But those were scant high points in an otherwise very disappointing end (?) to Nolan’s Batman cycle.  Computer-generated special effects have come of age and no longer have any ability to carry a movie. They no longer impress me or even interest me very much.  I need a good story and good characters.

And The Dark Knight Rises just doesn’t have a very good story, nor are its villains very interesting.  The story basically is that insane people want to blow up Gotham City.  Batman stops them. (Sorry for the spoiler.)

Heath Ledger’s Joker was at least very interesting as a performance, even if the character was too over the top for any real character development.  Tom Hardy‘s Bane was, at best, mildly interesting to me (more for seeing acting through a mask than anything else).  But insane villains ultimately aren’t that interesting.  It’s like having an earthquake or tornado for a villain (which, of course, has been done). A force of nature is a threat to be fought or endured, but it’s just there… a thing with no real character.  Not very engaging, is what I’m saying; not very interesting.

And if that was the extent of things, I’d probably have enjoyed the movie. It wouldn’t have ranked very high in my esteem, but very few comic book movies do, especially the superhero comic book movies.  They come, they go; they’re a bit like junk food. Tasty, non-nutritious, quickly forgotten. And a lot of what would be stupid or silly in a normal movie gets something of a pass in a comic book movie, because comics are lurid and melodramatic and silly and sometimes stupid if you really think about them. So are the movies based on them.

The Bane character goes back to a Batman comic novel, Knightfall, from 1993.

It’s the idea of casually killing lots of people, innocent bystander people, non-combatants, that’s begun to get to me.  It’s the constant upping of the ante of shock and violence that’s begun to get to me.  Our world has become over-amped and casually violent.  Just spend some time reading what people say on the interweb; we rarely seem to treat each other with respect or gentleness, particularly when we hide behind the anonymity of our pseudonyms.

I recently wrote (ranted, actually) about Peter Jackson’s Lord of the Rings movies, and it was during the big battle for Gondor that I began to feel vaguely uncomfortable at all the death in the name of entertainment.

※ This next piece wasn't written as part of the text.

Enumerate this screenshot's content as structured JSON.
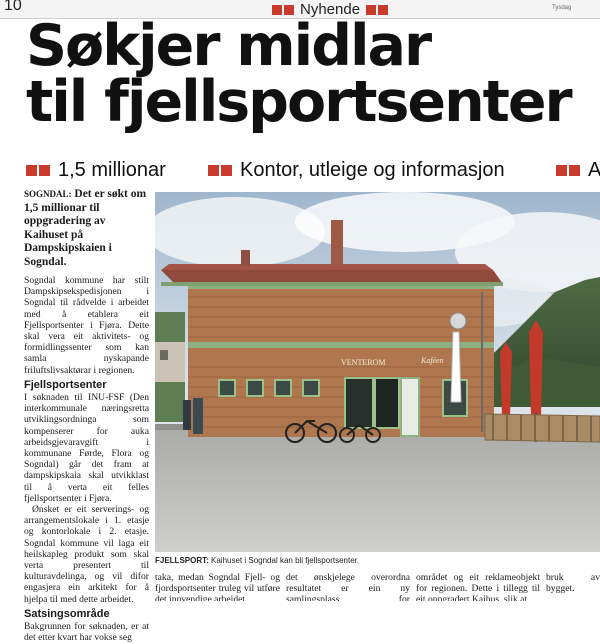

Odd, perhaps, to care about CGI characters dying; they’re nothing more than pixels, really, but the point of a story is that you suspend your belief and accept the reality.

And, yes, the battle is in the book, we can’t blame the movie for that, but here’s the thing: books are at one end of a storytelling continuum that describes the amount of reality versus imagination required by the audience.  Movies are on the opposite end.  Books describe, and you imagine.  Movies show you specific and increasingly realistic images.  Humans are hugely visually based, and images have a very strong impact.

In part one of Knightfall, Broken Bat, Bane defeats and nearly kills the Batman.

What’s happened in movies and television is that we’ve constantly upped the ante. Directors attempt to shock us with violence, often in the service of making a legitimate point.  We come to accept and become used to that visual language, so the next time it takes even more to reach the shock level.  When you look back, it’s astonishing how far we’ve come.  Or perhaps I mean how far we’ve sunk.

I used to believe that violence in film and television (and now in many video games) was not a problem.  They certainly weren’t a problem for me or for anyone I knew.  But it’s hard to ignore the amped up nature of society now. It’s hard to ignore the sheer casually violent attitudes we often have towards each other.

As always, I suspect the solution involves a form of education or broadening of input.  The reason violent media is not a problem for me and people I know is that it is a small portion of our diet.  We eat the nutritious food enough that occasional forays into junk food are harmless—even enjoyable.  But we all know what can happen if junk food comprises your entire diet.

This has gotten long. As a concession to the tl;dr crowd (oh, ye of the short attention spans), I’ll end this here,… but I shall return to it anon!